PROBLEM STATEMENT:
Tally every line of the records below that includes "image", and reply with the total alone.

TASK MATERIAL Start Marker

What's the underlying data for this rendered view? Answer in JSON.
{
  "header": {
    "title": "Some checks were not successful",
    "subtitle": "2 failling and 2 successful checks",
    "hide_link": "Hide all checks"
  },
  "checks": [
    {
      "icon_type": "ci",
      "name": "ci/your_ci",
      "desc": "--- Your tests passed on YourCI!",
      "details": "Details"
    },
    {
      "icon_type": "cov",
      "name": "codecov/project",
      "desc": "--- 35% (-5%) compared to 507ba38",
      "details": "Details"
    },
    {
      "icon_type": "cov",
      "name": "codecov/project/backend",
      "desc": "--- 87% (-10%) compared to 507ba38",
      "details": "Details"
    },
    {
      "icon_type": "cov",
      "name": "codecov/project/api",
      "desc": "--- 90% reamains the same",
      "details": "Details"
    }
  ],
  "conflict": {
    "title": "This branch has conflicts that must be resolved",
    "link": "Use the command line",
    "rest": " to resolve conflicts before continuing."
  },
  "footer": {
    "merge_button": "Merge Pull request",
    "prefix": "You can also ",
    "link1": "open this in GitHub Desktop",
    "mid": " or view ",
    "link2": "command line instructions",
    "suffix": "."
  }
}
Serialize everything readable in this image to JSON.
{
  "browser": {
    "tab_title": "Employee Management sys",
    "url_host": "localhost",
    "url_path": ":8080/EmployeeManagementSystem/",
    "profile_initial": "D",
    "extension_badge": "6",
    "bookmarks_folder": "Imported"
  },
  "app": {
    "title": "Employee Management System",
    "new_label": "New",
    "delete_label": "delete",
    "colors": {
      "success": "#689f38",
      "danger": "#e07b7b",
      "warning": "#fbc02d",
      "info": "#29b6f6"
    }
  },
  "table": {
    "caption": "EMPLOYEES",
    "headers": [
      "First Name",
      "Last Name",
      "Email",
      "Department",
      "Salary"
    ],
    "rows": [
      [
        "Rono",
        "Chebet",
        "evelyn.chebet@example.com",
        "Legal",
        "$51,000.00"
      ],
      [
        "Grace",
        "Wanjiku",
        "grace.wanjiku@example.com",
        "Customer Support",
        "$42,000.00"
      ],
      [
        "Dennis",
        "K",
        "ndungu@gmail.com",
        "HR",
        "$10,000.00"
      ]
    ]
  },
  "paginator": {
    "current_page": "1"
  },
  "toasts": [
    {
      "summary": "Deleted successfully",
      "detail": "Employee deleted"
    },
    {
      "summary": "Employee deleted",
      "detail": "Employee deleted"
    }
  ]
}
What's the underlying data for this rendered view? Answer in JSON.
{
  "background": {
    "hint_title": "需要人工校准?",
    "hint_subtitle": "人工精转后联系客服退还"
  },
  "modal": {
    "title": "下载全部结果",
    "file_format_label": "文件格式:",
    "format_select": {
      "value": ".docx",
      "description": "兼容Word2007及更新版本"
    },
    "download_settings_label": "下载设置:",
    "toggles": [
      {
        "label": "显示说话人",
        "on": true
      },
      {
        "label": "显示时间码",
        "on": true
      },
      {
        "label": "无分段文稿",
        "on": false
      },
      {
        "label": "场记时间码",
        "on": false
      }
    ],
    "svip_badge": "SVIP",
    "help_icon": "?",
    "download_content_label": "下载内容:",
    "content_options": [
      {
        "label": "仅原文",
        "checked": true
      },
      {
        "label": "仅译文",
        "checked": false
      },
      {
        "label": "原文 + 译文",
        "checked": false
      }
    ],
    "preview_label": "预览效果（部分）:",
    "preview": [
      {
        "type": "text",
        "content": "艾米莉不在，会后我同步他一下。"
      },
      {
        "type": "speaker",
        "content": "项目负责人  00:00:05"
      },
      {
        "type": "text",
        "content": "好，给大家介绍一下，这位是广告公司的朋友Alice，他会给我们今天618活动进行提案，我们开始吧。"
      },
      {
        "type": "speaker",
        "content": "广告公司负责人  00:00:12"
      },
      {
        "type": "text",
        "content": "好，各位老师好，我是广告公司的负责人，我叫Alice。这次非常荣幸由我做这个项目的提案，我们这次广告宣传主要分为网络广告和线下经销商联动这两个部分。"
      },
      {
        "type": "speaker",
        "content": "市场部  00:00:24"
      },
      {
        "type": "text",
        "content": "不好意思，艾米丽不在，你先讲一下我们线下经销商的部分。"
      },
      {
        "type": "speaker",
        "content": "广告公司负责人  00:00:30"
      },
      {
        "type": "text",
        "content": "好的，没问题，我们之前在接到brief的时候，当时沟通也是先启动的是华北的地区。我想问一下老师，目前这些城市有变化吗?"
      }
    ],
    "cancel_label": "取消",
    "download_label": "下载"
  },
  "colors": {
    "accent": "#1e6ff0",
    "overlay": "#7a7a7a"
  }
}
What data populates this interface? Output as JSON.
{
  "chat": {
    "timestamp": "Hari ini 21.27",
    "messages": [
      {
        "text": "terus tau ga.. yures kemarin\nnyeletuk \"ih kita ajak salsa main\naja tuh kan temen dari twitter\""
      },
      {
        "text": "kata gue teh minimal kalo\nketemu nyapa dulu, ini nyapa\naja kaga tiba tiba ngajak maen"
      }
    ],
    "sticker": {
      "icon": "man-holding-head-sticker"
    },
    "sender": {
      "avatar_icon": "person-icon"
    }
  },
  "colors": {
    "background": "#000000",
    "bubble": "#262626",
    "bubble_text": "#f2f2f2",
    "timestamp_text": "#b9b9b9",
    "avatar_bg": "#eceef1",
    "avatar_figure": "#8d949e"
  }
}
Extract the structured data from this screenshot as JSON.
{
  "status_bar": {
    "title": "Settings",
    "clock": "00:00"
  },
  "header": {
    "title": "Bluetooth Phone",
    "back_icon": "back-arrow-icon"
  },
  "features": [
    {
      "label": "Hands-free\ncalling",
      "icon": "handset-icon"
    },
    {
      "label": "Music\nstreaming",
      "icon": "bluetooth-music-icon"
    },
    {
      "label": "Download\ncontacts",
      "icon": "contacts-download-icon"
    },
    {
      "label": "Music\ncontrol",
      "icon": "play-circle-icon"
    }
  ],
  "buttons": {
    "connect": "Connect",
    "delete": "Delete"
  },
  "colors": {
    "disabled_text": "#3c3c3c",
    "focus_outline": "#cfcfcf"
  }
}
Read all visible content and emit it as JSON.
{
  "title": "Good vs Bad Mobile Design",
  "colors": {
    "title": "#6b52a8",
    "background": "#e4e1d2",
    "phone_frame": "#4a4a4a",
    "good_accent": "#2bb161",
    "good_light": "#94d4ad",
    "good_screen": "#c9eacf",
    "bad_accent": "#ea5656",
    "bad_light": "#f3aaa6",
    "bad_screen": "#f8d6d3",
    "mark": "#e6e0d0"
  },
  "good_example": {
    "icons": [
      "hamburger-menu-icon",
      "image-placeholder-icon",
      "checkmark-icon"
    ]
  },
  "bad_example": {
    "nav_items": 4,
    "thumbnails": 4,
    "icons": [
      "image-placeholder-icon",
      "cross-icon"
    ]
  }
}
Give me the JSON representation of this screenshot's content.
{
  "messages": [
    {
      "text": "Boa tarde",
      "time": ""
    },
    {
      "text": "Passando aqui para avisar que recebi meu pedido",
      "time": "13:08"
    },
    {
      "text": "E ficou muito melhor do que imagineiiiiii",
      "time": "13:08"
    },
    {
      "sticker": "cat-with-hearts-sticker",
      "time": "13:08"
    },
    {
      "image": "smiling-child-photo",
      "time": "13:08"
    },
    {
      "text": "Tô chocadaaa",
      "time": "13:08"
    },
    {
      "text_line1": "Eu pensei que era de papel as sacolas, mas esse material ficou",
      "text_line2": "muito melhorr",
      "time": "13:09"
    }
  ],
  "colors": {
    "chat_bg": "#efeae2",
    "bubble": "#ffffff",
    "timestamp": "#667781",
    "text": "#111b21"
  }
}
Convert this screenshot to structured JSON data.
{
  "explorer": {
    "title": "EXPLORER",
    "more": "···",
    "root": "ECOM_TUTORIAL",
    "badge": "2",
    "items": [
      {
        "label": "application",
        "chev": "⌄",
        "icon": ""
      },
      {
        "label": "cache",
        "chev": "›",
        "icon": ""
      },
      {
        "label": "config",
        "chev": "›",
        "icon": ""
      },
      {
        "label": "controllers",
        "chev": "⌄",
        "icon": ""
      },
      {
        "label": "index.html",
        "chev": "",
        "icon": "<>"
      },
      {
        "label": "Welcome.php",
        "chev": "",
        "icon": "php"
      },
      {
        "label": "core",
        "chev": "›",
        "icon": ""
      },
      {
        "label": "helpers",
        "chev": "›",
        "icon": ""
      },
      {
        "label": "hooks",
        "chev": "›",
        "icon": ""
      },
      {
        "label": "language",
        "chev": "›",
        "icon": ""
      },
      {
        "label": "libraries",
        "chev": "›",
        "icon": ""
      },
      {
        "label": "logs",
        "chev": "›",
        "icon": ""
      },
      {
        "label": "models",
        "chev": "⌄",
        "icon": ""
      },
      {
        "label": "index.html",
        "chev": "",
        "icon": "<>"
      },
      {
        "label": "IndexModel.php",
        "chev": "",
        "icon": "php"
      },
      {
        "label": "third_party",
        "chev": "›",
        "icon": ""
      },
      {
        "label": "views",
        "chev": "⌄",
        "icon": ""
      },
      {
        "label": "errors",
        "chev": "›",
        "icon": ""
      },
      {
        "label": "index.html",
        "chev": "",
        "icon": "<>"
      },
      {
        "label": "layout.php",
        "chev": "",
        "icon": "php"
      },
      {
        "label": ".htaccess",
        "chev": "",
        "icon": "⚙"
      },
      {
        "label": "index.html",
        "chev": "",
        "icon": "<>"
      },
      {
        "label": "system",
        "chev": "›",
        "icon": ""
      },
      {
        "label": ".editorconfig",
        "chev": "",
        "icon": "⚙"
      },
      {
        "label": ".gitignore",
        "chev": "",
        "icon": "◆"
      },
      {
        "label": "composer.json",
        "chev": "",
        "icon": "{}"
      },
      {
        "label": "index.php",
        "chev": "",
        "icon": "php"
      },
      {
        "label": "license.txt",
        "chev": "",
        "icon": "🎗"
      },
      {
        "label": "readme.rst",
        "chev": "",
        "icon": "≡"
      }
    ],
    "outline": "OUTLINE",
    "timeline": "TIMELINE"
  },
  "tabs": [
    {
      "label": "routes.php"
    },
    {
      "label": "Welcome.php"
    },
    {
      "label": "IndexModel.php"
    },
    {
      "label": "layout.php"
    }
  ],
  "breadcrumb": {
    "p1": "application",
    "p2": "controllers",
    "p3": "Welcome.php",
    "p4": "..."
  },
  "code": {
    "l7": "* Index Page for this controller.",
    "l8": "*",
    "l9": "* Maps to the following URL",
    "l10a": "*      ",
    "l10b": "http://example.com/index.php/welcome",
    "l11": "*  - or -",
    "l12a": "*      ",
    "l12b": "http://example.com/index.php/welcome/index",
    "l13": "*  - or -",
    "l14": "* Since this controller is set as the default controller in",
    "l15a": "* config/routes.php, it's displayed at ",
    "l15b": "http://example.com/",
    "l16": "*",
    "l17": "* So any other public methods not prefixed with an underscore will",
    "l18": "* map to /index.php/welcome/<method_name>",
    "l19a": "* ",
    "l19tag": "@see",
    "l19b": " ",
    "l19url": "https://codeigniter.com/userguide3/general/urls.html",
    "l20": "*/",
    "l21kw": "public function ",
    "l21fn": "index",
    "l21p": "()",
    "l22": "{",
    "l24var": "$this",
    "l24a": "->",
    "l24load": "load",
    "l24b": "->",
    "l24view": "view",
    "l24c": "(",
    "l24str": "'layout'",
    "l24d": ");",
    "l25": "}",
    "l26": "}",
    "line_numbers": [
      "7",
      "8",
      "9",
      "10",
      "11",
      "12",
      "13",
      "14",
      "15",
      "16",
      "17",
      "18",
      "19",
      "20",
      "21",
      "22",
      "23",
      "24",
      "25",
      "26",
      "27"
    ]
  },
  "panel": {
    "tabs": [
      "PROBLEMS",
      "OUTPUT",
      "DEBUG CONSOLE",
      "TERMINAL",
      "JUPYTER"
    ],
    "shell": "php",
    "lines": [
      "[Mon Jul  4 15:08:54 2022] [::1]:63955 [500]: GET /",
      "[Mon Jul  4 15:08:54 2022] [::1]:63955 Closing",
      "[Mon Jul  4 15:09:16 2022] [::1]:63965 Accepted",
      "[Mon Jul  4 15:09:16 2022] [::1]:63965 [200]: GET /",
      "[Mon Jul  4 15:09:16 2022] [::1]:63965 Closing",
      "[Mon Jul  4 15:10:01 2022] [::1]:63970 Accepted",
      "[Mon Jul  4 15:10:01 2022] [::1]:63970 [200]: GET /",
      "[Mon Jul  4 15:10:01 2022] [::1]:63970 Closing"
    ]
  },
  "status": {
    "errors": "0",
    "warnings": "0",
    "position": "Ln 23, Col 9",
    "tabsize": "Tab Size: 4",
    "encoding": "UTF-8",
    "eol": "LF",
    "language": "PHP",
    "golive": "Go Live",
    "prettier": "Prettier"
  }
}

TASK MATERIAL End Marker

TASK RESPONSE:
4